Acer: Android isn't broke so we won't try to fix it

Acer: Android isn't broke so we won't try to fix it
Is all this just unnecessary?

Phone manufacturers love a good Android overlay, just take a look at Sense 5.0 on the HTC One, TouchWiz on the Samsung Galaxy S4 or even the Emotion 1.5 UI on the Huawei Ascend P2 - they just can't let Google's creation be - but that's not the case over at Acer.

The Taiwanese firm spoke to TechRadar and explained that it would rather not get tied up in the whole Android UI business and instead focus on enhancing some core aspects.

"We found from our previous experiences of creating Android UIs that they are very difficult to maintain, especially keeping track with Google's migrations," explained S T Liew, the President of Acer's global smartphone division.

"Android actually does a great job at serving up the right user experience and it allows people to migrate from one Android phone to another with relative ease.

"With each phone we assess its main features and we enhance those experiences with small UIs, such as the camera app or the note taking capabilities and multi-tasking tools on the Acer Liquid S1."

Easy to do, lots to gain

For Acer this approach makes business sense too, as the various enhancements generally don't require too much input for a decent return.

"We don't have to rewrite Android," said Allen Burnes, Acer's VP of Smartphones for EMEA, "the overhead we put into that is relatively low, but the consumer benefit is very high.

"People know Android, they like it, and we don't want to try and change their behaviour."

The Android overlay debate will probably always divide people, but we're not surprised that some manufacturers are looking at toning down their involvement in the software.

John McCann
Global Managing Editor

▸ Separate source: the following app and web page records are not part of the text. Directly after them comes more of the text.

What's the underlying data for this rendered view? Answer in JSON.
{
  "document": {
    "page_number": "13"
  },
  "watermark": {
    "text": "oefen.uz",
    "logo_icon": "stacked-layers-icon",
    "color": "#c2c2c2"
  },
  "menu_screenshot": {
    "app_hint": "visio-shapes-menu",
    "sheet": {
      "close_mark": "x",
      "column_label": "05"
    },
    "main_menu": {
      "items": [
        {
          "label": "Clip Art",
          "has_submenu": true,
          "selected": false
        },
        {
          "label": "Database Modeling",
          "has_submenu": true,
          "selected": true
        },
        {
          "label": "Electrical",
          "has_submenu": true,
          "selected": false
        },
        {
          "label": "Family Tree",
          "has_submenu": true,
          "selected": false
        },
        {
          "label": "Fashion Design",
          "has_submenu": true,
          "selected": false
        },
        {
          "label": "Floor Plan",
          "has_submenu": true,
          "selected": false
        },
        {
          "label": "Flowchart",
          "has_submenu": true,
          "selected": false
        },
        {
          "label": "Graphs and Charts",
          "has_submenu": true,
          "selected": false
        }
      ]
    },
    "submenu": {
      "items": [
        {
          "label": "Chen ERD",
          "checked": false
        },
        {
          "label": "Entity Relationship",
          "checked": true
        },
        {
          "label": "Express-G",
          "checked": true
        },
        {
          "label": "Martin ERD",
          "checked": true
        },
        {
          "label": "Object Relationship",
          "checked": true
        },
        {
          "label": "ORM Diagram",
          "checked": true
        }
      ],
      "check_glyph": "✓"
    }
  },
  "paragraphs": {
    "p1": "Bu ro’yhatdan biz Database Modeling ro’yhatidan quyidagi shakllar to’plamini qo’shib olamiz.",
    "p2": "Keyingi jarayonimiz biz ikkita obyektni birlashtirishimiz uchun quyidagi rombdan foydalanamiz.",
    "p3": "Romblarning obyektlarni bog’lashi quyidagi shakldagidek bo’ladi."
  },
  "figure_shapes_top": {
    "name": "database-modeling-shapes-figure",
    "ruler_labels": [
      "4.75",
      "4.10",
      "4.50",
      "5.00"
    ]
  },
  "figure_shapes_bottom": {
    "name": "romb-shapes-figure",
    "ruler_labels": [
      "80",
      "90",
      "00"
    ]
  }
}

John joined TechRadar over a decade ago as Staff Writer for Phones, and over the years has built up a vast knowledge of the tech industry. He's interviewed CEOs from some of the world's biggest tech firms, visited their HQs and has appeared on live TV and radio, including Sky News, BBC News, BBC World News, Al Jazeera, LBC and BBC Radio 4. Originally specializing in phones, tablets and wearables, John is now TechRadar's resident automotive expert, reviewing the latest and greatest EVs and PHEVs on the market. John also looks after the day-to-day running of the site.